Being a part of Queensland Young Labor has helped him be a part of shaping the future, rather than complaining about the present. Nino’s learnt from campaigning at local, state and federal elections ...
At the South Australian election Nino was caught with a dodgy T-shirt on purporting to be from Family First, handing out dodgy how-to-vote cards. Congratulations to Nino on his introduction to politics!
MS Palaszczuk interjected
Mr DEPUTY SPEAKER (Mr Watts): Order! The Leader of the Opposition will cease interjecting.
Mr ELMES: If ever this piece of legislation were to pass the House—and I can assure honourable members it will not—it would set out a whole series of things to do. There is the charter that those opposite want to put in place. There is the advisory council they want to put in place. There are programs they want to put in place. There are systems and policies within each department that need to be put in place that then need to come back to government. There are people like me who would be required to stand up in front of the parliament and deliver reports. If honourable members go to clause 5 of the bill, ‘Application of act’, they will see it states—
(1) This Act does not— (a) create rights for anyone; or (b) impose legally enforceable obligations on the State, the Minister, a department, a chief executive, a member of the council, a public service employee or anyone else.

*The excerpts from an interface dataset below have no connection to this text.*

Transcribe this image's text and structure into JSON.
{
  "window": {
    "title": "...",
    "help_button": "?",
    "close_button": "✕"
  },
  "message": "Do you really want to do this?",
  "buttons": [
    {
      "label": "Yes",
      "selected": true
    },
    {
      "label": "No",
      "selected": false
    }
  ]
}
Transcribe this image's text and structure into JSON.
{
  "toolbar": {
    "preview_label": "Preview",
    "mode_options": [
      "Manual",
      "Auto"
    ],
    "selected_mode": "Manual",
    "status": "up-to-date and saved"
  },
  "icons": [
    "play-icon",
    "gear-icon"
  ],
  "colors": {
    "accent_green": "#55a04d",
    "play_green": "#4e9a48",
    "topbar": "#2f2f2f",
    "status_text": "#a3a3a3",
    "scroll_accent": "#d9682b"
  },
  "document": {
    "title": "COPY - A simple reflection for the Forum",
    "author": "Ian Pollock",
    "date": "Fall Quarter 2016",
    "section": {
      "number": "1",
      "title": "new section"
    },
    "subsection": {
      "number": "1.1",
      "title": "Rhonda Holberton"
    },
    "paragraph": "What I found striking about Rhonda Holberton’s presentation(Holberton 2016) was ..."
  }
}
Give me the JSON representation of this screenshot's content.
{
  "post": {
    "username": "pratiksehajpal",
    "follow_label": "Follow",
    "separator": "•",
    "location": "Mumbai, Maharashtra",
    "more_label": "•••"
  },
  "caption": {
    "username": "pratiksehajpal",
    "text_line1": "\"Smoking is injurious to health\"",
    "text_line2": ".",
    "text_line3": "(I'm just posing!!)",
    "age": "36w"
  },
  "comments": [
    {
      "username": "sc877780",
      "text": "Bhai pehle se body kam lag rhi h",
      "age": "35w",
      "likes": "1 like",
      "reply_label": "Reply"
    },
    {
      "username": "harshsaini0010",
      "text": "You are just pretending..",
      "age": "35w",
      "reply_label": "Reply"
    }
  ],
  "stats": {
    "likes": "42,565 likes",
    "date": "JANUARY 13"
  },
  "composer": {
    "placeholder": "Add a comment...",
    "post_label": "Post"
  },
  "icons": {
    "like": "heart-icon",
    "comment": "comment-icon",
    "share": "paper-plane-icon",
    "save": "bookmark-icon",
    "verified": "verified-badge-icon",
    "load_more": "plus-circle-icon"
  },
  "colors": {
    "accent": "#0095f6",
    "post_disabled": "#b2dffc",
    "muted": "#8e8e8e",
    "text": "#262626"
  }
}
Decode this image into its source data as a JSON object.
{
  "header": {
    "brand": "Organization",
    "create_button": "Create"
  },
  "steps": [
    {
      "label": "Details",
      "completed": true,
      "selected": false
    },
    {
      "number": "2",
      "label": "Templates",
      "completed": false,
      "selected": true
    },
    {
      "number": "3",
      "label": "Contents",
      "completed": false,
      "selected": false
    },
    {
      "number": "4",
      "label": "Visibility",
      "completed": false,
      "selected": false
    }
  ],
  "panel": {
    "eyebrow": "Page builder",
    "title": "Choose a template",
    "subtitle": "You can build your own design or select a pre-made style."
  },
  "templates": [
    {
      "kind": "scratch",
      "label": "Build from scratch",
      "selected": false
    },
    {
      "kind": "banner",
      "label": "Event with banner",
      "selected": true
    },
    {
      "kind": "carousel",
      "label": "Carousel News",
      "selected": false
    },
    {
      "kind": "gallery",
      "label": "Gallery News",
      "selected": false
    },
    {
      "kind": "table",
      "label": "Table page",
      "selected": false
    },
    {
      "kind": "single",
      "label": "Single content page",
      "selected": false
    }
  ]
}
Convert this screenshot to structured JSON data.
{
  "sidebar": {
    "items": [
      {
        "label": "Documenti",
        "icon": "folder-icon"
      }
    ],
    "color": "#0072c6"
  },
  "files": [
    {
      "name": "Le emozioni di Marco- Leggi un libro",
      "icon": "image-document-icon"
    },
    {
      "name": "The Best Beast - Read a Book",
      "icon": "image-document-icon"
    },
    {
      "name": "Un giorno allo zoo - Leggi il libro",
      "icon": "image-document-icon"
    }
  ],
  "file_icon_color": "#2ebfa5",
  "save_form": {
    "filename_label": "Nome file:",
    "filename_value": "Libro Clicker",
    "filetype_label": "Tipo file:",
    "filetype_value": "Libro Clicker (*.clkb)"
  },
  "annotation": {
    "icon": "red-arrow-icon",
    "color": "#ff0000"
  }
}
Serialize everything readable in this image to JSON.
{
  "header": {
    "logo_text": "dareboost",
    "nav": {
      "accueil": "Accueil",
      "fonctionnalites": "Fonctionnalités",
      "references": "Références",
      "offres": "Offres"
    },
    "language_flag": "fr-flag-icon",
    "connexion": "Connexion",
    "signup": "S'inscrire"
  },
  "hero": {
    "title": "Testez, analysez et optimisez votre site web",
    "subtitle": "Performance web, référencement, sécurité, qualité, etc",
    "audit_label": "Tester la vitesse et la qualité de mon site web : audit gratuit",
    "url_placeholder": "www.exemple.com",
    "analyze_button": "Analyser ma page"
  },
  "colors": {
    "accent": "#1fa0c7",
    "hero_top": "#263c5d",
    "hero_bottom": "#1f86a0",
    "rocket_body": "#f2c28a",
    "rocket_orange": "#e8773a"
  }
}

So why have all of this in legislation? Why create a situation that is not enforceable? Not long after I became the minister I stood at South Brisbane in front of 220 people from the sector and I made a presentation to those people. There was one question asked about legislation. I stayed there for a lot longer than I was scheduled to. The subject of legislation did not come up again. What we talked about is policy—and that is what the LNP will do. It will have a policy and that policy will be enacted.